On this site you can follow what happens to the Afghan Civilians – filmed by themselves. Each week a new story will be produced telling about war, work, corruption, leisure, religion, education or love in the rural province of Helmand. You can choose to follow a photographer or you can click on the themes. You can also ask questions which will be translated to the photographers and they will come back with answers. My Afghanistan.tv is closely linked to the Documentaryfilm My Afghanistan – Life in the Forbidden Zone

About the project

It all started when I as a journalist attempted to cover the war in Afghanistan. For several years I succeeded in getting close to the Afghans and talk about their everyday lives, but the stories that I heard was often not in accordance with the coverage other Western media had on the country.
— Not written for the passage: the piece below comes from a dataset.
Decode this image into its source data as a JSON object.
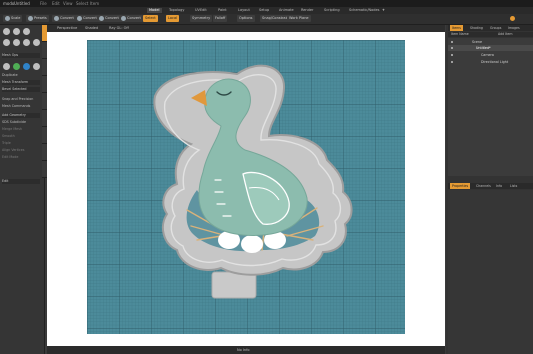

During my many trips I observed that most Western journalists did not travel outside the major cities and towns in Afghanistan. Therefore, their description of Afghanistan was just a reflection of reality for some parts of Afghanistan and not the entire country.

Between 70 and 75 percent of the Afghan population do not live in the cities but in rural areas and therefore the existing coverage is biased and misleading. The consequences of the bias reporting was serious, especially because the residents of cities as Kabul and Herat, which are some of the largest cities, rarely felt the direct consequences of the war. The vast majority of the fighting in Afghanistan takes place in rural areas, but journalists rarely moves out in these areas, because they fear being kidnapped or killed by insurgent groups or militias.

The understanding of the role of the media is not so great in the Afghan villages, and often both Afghan and Western journalists are perceived as being allied by the government or the Western troops. When the foreign journalists on rare occasions travel out to the villages, it is with western soldiers and thus “embedded”. This means that the journalists are protected by the soldiers and consequently will have to accept their rules. The indirect consequence of those “embedded” journalists is that many locals do not dare to talk to reporters because they fear being accused of espionage by rebels or warlords, who do not distinguish between journalists and those in power / army.

Although I have an Afghan look and speak one of the Afghan languages, I do not usually dwell in the villages for long, because it can have consequences both for me and for the locals that I talk to. This I experienced in 2007 when a lot of villagers were being attacked by insurgents because they gave me shelter and in 2008, when I was kidnapped by the Taliban.

Mine and other journalists’ quick trips into the rural areas do not provide the West possibilities of getting close to the locals, because the visits are too sporadic and not long enough to understand their living conditions and circumstances. Therefore, I got the idea of distributing mobile phones to the local people, so they could start filming their lives. This way I avoided exposing myself and those at risk.

The reason for using mobile phones instead of cameras was safety. Camcorders are not a common sight in rural areas and attract attention. Phones are present in all Afghan villages and is therefore a safe thing to hand out to the villagers when they are going to shoot films. The method opened up to experience the villagers’ lives in completely different and more free terms, than we have done throughout the Afghan war that has now lasted for over ten years. I instructed them in how to shoot, and how to tell their stories, while everything else is actually on their own initiatives. They were told to present themselves, their family and friends, their interests and their joys and sorrows. This is also reflected in the film clips that have been recorded in very different ways.